I have always been in pretty good health, so I was surprised one day when my doctor told me my blood pressure was a bit high. She told me to begin watching my salt intake, start exercising, and to try to relax. Well, I intended to follow her advice when I left her office, but the next day I was back to my same habits. I kept using the salt shaker and didn't begin an exercise routine like I had planned. When I went for my next check-up, she told me that my blood pressure was even higher and approaching a dangerous level. I had to begin a blood pressure medication to manage it. I wanted to create a blog to share my story and remind people to listen to their doctors' advice. If a few lifestyle changes can improve your health, then you should make them.
In terms of symptoms, a cold and a sinus infection often mimic one another. For this reason, it's easy to assume that you have a cold when in fact you're dealing with a sinus infection. If you don't know how to distinguish between the two, here are some tips that can assist you.
Heavy Nasal Discharge

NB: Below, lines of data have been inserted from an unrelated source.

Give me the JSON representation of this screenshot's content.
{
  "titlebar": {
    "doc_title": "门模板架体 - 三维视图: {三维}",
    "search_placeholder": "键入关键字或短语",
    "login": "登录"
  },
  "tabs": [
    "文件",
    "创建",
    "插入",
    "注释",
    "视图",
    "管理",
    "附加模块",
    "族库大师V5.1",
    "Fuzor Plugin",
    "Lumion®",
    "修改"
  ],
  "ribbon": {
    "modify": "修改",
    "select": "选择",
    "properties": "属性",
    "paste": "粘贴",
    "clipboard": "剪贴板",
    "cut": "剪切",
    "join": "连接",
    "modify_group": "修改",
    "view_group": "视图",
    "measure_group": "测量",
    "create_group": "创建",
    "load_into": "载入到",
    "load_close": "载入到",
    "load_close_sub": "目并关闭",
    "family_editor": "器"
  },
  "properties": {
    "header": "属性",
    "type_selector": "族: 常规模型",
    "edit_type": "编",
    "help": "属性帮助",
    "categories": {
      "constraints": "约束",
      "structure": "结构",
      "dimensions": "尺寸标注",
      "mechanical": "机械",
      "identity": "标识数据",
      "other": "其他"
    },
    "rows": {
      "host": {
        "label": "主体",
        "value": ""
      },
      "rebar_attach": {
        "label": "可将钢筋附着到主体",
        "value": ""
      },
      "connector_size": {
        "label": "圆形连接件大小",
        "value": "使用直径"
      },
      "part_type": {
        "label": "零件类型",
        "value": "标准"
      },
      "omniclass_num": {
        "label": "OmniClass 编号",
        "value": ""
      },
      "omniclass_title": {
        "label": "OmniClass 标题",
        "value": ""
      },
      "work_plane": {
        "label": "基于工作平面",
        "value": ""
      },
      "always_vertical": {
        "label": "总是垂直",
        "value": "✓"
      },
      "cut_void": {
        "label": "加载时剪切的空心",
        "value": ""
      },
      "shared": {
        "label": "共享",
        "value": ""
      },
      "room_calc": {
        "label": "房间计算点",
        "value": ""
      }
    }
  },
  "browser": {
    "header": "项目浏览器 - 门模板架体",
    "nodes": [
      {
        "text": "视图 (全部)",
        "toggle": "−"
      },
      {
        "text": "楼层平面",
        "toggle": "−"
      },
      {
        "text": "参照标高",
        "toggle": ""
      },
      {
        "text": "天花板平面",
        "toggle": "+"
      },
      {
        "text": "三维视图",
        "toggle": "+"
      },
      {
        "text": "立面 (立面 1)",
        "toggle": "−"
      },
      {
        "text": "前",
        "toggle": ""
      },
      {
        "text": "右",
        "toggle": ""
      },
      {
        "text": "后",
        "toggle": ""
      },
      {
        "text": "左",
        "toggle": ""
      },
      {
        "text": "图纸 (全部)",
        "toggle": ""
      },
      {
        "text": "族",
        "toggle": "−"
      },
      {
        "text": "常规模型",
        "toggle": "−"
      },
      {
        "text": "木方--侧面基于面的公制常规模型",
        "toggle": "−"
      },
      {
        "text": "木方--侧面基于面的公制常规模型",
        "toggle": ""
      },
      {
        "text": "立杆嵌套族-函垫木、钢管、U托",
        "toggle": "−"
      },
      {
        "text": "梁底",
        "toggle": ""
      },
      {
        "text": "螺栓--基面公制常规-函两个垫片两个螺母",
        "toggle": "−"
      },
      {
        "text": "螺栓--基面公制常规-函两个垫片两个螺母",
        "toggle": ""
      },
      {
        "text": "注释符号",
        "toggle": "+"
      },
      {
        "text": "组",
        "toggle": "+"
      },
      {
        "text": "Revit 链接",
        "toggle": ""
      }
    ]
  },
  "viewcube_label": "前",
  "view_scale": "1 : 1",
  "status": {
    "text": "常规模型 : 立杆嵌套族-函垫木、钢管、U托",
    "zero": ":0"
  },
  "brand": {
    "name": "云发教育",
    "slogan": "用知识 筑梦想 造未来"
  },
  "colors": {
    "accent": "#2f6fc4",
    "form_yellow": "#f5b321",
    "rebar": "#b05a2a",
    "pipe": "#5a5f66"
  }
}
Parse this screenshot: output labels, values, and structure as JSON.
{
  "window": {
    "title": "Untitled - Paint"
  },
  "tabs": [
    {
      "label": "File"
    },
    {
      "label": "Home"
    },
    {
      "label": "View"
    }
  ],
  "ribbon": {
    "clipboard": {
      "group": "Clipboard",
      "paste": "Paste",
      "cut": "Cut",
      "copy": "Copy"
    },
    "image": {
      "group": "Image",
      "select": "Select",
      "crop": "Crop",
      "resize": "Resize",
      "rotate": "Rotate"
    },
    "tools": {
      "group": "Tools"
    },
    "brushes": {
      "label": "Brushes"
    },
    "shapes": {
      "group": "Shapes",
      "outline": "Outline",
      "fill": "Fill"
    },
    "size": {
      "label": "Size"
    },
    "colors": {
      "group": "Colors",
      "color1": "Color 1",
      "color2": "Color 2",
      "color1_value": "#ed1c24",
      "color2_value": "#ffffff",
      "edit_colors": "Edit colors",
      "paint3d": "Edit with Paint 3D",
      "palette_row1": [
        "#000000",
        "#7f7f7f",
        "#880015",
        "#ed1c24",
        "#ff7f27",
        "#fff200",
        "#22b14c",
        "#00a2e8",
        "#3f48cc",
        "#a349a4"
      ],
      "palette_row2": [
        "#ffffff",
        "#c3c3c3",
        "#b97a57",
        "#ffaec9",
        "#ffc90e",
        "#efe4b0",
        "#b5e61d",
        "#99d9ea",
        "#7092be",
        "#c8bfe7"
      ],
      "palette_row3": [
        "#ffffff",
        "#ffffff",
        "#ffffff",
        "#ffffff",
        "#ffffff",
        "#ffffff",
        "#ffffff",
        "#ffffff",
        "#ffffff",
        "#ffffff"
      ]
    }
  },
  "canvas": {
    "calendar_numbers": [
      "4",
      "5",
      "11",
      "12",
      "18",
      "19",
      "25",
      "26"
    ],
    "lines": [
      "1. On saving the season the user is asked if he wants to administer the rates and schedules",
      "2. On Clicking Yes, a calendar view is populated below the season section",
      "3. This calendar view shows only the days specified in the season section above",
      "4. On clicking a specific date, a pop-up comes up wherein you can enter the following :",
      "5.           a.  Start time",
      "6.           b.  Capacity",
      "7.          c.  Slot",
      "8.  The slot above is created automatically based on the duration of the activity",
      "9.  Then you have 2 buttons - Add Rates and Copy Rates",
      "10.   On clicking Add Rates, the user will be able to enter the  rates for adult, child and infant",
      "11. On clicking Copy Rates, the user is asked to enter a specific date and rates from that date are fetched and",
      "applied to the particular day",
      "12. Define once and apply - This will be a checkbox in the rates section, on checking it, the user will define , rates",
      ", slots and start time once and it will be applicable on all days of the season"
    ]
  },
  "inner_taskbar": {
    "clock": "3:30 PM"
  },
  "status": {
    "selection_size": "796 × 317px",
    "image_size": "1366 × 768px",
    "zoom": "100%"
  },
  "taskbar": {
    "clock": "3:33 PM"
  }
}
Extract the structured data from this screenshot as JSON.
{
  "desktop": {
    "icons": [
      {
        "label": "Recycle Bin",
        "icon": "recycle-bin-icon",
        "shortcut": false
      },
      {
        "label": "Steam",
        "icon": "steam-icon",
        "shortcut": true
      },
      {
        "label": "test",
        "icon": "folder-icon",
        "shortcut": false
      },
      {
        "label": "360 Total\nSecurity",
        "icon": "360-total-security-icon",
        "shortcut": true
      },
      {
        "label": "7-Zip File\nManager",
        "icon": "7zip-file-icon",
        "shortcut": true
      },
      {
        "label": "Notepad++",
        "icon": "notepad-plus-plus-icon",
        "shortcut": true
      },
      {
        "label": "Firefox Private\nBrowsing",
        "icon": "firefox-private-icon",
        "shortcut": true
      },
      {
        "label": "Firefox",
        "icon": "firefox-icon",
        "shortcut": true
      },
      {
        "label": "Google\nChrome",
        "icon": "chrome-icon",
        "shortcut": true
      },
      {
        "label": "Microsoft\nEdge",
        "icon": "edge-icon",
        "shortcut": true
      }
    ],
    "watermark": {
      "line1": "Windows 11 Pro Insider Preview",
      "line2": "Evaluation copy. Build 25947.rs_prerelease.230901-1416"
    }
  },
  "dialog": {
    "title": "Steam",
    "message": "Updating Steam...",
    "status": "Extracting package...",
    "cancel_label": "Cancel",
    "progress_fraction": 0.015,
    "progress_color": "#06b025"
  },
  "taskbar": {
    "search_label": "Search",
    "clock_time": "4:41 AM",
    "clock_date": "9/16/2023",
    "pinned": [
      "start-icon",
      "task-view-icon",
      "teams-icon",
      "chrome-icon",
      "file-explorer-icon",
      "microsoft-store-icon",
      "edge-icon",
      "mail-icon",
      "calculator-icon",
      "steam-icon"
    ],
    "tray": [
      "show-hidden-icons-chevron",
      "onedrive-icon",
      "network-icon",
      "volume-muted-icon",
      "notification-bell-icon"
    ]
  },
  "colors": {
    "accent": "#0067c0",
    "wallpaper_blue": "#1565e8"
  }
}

When you have a cold, it's common to have a runny nose. However, it's not common to have a seemingly never ending flow of heavy nasal discharge. If you're experiencing this issue, it could be that you have a sinus infection.
The reason for this is that when you have an infection, as a way to protect itself, the body will produce a thick mucus within the nasal cavities. This mucus is often of a green or yellow hue and seems to always come back no matter how often you blow your nose. A cold on the other hand won't produce nearly as much mucus.
Another indication that you're experiencing a sinus infection and not just a cold is facial pressure. When you have a sinus infection, your sinus cavities become inflamed, which extends around your nose and eyes and can sometimes even be felt around your cheeks.
This swelling causes pressure in the area that can range from mild discomfort to intense pain. With a cold, the pain experience is more in line with a headache and is often not as painful. This pressure can also cause problems with your ability to smell.
One of the things that makes a cold so non-threatening is the fact that they generally go away on their own with minimal treatment. However, this is not always the case when it comes to a sinus infection. Since it is in fact an infection, it will generally only go away with antibiotic treatment, which your physician can provide.
If you've been taking cold medicine for some time and your symptoms seem to be the same or they are worsening, it's likely a sinus infection you have. It's important to get treatment as the longer the infection lasts, the more complicated the symptoms can become, only leading to greater health concerns.
If you suspect you have a sinus infection, it's time to speak with services like Premier Urgent Care Centers of California, Inc. to relieve your symptoms. A physician can evaluate you and get you the treatment you need.Share
4 May 2017